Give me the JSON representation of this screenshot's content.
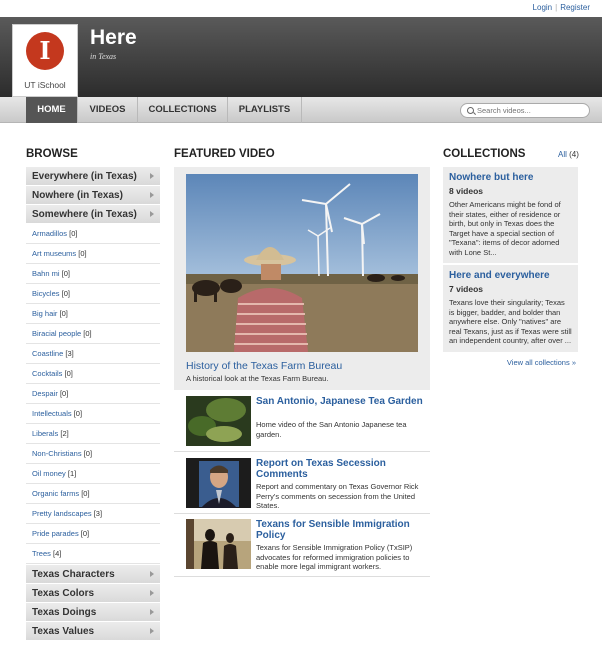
{
  "top_links": {
    "login": "Login",
    "register": "Register"
  },
  "header": {
    "logo_text": "UT iSchool",
    "title": "Here",
    "subtitle": "in Texas"
  },
  "nav": {
    "items": [
      {
        "label": "HOME",
        "active": true
      },
      {
        "label": "VIDEOS",
        "active": false
      },
      {
        "label": "COLLECTIONS",
        "active": false
      },
      {
        "label": "PLAYLISTS",
        "active": false
      }
    ],
    "search_placeholder": "Search videos..."
  },
  "browse": {
    "heading": "BROWSE",
    "top_categories": [
      "Everywhere (in Texas)",
      "Nowhere (in Texas)",
      "Somewhere (in Texas)"
    ],
    "tags": [
      {
        "name": "Armadillos",
        "count": "[0]"
      },
      {
        "name": "Art museums",
        "count": "[0]"
      },
      {
        "name": "Bahn mi",
        "count": "[0]"
      },
      {
        "name": "Bicycles",
        "count": "[0]"
      },
      {
        "name": "Big hair",
        "count": "[0]"
      },
      {
        "name": "Biracial people",
        "count": "[0]"
      },
      {
        "name": "Coastline",
        "count": "[3]"
      },
      {
        "name": "Cocktails",
        "count": "[0]"
      },
      {
        "name": "Despair",
        "count": "[0]"
      },
      {
        "name": "Intellectuals",
        "count": "[0]"
      },
      {
        "name": "Liberals",
        "count": "[2]"
      },
      {
        "name": "Non-Christians",
        "count": "[0]"
      },
      {
        "name": "Oil money",
        "count": "[1]"
      },
      {
        "name": "Organic farms",
        "count": "[0]"
      },
      {
        "name": "Pretty landscapes",
        "count": "[3]"
      },
      {
        "name": "Pride parades",
        "count": "[0]"
      },
      {
        "name": "Trees",
        "count": "[4]"
      }
    ],
    "bottom_categories": [
      "Texas Characters",
      "Texas Colors",
      "Texas Doings",
      "Texas Values"
    ]
  },
  "featured": {
    "heading": "FEATURED VIDEO",
    "main": {
      "title": "History of the Texas Farm Bureau",
      "description": "A historical look at the Texas Farm Bureau."
    },
    "videos": [
      {
        "title": "San Antonio, Japanese Tea Garden",
        "description": "Home video of the San Antonio Japanese tea garden.",
        "thumb": "garden"
      },
      {
        "title": "Report on Texas Secession Comments",
        "description": "Report and commentary on Texas Governor Rick Perry's comments on secession from the United States.",
        "thumb": "portrait"
      },
      {
        "title": "Texans for Sensible Immigration Policy",
        "description": "Texans for Sensible Immigration Policy (TxSIP) advocates for reformed immigration policies to enable more legal immigrant workers.",
        "thumb": "silhouette"
      }
    ]
  },
  "collections": {
    "heading": "COLLECTIONS",
    "all_label": "All",
    "all_count": "(4)",
    "items": [
      {
        "title": "Nowhere but here",
        "count": "8 videos",
        "description": "Other Americans might be fond of their states, either of residence or birth, but only in Texas does the Target have a special section of \"Texana\": items of decor adorned with Lone St..."
      },
      {
        "title": "Here and everywhere",
        "count": "7 videos",
        "description": "Texans love their singularity; Texas is bigger, badder, and bolder than anywhere else. Only \"natives\" are real Texans, just as if Texas were still an independent country, after over ..."
      }
    ],
    "view_all": "View all collections »"
  }
}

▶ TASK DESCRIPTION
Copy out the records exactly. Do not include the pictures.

▶ RESPONSE TO THE TASK
Give me the JSON representation of this screenshot's content.
{
  "top_links": {
    "login": "Login",
    "register": "Register"
  },
  "header": {
    "logo_text": "UT iSchool",
    "title": "Here",
    "subtitle": "in Texas"
  },
  "nav": {
    "items": [
      {
        "label": "HOME",
        "active": true
      },
      {
        "label": "VIDEOS",
        "active": false
      },
      {
        "label": "COLLECTIONS",
        "active": false
      },
      {
        "label": "PLAYLISTS",
        "active": false
      }
    ],
    "search_placeholder": "Search videos..."
  },
  "browse": {
    "heading": "BROWSE",
    "top_categories": [
      "Everywhere (in Texas)",
      "Nowhere (in Texas)",
      "Somewhere (in Texas)"
    ],
    "tags": [
      {
        "name": "Armadillos",
        "count": "[0]"
      },
      {
        "name": "Art museums",
        "count": "[0]"
      },
      {
        "name": "Bahn mi",
        "count": "[0]"
      },
      {
        "name": "Bicycles",
        "count": "[0]"
      },
      {
        "name": "Big hair",
        "count": "[0]"
      },
      {
        "name": "Biracial people",
        "count": "[0]"
      },
      {
        "name": "Coastline",
        "count": "[3]"
      },
      {
        "name": "Cocktails",
        "count": "[0]"
      },
      {
        "name": "Despair",
        "count": "[0]"
      },
      {
        "name": "Intellectuals",
        "count": "[0]"
      },
      {
        "name": "Liberals",
        "count": "[2]"
      },
      {
        "name": "Non-Christians",
        "count": "[0]"
      },
      {
        "name": "Oil money",
        "count": "[1]"
      },
      {
        "name": "Organic farms",
        "count": "[0]"
      },
      {
        "name": "Pretty landscapes",
        "count": "[3]"
      },
      {
        "name": "Pride parades",
        "count": "[0]"
      },
      {
        "name": "Trees",
        "count": "[4]"
      }
    ],
    "bottom_categories": [
      "Texas Characters",
      "Texas Colors",
      "Texas Doings",
      "Texas Values"
    ]
  },
  "featured": {
    "heading": "FEATURED VIDEO",
    "main": {
      "title": "History of the Texas Farm Bureau",
      "description": "A historical look at the Texas Farm Bureau."
    },
    "videos": [
      {
        "title": "San Antonio, Japanese Tea Garden",
        "description": "Home video of the San Antonio Japanese tea garden.",
        "thumb": "garden"
      },
      {
        "title": "Report on Texas Secession Comments",
        "description": "Report and commentary on Texas Governor Rick Perry's comments on secession from the United States.",
        "thumb": "portrait"
      },
      {
        "title": "Texans for Sensible Immigration Policy",
        "description": "Texans for Sensible Immigration Policy (TxSIP) advocates for reformed immigration policies to enable more legal immigrant workers.",
        "thumb": "silhouette"
      }
    ]
  },
  "collections": {
    "heading": "COLLECTIONS",
    "all_label": "All",
    "all_count": "(4)",
    "items": [
      {
        "title": "Nowhere but here",
        "count": "8 videos",
        "description": "Other Americans might be fond of their states, either of residence or birth, but only in Texas does the Target have a special section of \"Texana\": items of decor adorned with Lone St..."
      },
      {
        "title": "Here and everywhere",
        "count": "7 videos",
        "description": "Texans love their singularity; Texas is bigger, badder, and bolder than anywhere else. Only \"natives\" are real Texans, just as if Texas were still an independent country, after over ..."
      }
    ],
    "view_all": "View all collections »"
  }
}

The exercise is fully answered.